[THE PROBLEM] Which lines of the entries below include "description"? List them all.

DATA EXTRACT Block Start

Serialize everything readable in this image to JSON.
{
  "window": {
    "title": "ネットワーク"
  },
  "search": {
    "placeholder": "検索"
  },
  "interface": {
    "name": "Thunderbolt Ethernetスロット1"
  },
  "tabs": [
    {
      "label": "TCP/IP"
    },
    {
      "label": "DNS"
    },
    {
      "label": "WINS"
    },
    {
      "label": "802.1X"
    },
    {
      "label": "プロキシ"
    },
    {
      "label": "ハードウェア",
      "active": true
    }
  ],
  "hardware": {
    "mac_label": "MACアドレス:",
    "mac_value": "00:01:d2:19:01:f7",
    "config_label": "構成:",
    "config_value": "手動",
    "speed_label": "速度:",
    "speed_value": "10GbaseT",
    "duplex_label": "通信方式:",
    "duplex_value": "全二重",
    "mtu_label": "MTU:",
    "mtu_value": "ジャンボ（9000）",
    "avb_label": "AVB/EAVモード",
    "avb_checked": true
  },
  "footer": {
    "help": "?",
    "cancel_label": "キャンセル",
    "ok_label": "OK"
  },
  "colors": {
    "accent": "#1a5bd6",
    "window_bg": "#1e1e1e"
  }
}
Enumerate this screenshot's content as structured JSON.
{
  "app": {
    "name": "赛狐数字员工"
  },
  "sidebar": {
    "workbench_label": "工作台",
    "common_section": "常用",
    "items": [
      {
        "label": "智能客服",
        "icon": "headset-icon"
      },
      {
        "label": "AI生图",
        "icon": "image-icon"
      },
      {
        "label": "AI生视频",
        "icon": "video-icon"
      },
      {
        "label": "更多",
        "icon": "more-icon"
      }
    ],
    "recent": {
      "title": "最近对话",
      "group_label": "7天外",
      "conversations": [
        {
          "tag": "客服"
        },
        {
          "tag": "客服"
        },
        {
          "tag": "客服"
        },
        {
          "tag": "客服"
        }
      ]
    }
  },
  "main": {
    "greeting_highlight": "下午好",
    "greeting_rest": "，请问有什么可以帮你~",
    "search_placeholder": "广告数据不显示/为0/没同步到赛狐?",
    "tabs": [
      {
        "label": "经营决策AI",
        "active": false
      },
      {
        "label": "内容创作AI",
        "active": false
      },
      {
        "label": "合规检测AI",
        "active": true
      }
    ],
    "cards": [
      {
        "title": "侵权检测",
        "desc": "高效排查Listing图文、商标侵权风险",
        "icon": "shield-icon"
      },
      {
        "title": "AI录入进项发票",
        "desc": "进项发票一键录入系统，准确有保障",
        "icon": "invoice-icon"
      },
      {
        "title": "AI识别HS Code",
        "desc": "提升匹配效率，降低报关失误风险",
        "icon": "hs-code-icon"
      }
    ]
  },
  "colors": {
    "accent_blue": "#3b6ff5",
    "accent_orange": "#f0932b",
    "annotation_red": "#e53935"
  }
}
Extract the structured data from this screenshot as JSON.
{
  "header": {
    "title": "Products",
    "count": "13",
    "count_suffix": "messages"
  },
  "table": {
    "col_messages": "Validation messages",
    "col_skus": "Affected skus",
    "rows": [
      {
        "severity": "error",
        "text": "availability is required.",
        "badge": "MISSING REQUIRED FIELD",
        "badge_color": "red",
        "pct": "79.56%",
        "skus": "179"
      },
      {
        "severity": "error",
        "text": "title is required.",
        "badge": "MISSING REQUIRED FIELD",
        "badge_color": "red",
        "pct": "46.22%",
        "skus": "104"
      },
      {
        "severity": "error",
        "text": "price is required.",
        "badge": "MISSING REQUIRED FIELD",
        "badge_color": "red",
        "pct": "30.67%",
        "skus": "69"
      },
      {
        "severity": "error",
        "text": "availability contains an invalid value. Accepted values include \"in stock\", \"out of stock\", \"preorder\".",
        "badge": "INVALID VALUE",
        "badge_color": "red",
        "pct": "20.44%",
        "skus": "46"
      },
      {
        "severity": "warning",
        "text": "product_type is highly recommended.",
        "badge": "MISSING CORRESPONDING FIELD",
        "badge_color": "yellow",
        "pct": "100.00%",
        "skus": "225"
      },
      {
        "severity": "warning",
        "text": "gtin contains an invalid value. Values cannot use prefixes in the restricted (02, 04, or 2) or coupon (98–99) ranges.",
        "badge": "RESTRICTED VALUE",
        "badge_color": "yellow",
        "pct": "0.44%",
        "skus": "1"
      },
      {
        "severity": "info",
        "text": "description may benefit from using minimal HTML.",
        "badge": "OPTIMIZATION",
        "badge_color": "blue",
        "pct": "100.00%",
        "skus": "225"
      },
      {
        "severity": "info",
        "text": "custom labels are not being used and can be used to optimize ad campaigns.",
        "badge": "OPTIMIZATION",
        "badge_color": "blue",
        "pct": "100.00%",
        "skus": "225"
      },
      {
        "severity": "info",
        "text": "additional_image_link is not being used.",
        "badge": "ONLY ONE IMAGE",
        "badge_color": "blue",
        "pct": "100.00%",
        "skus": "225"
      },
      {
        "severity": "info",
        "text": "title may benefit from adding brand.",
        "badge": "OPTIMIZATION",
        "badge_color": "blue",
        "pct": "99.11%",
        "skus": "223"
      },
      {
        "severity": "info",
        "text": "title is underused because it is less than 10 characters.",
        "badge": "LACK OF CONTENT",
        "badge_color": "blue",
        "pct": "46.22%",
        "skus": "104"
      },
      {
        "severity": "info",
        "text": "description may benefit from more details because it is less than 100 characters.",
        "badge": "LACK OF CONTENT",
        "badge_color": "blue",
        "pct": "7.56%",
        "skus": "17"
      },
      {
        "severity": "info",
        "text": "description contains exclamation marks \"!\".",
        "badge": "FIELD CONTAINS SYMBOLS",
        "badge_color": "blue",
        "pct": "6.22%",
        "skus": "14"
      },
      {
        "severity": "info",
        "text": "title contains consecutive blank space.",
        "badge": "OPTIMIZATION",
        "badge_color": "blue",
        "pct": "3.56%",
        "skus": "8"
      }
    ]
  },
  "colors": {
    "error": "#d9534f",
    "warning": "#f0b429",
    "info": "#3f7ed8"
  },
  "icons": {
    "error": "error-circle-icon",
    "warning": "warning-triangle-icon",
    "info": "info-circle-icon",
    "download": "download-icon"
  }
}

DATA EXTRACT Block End

[EXERCISE OUTPUT]
        "text": "description may benefit from using minimal HTML.",
        "text": "description may benefit from more details because it is less than 100 characters.",
        "text": "description contains exclamation marks \"!\".",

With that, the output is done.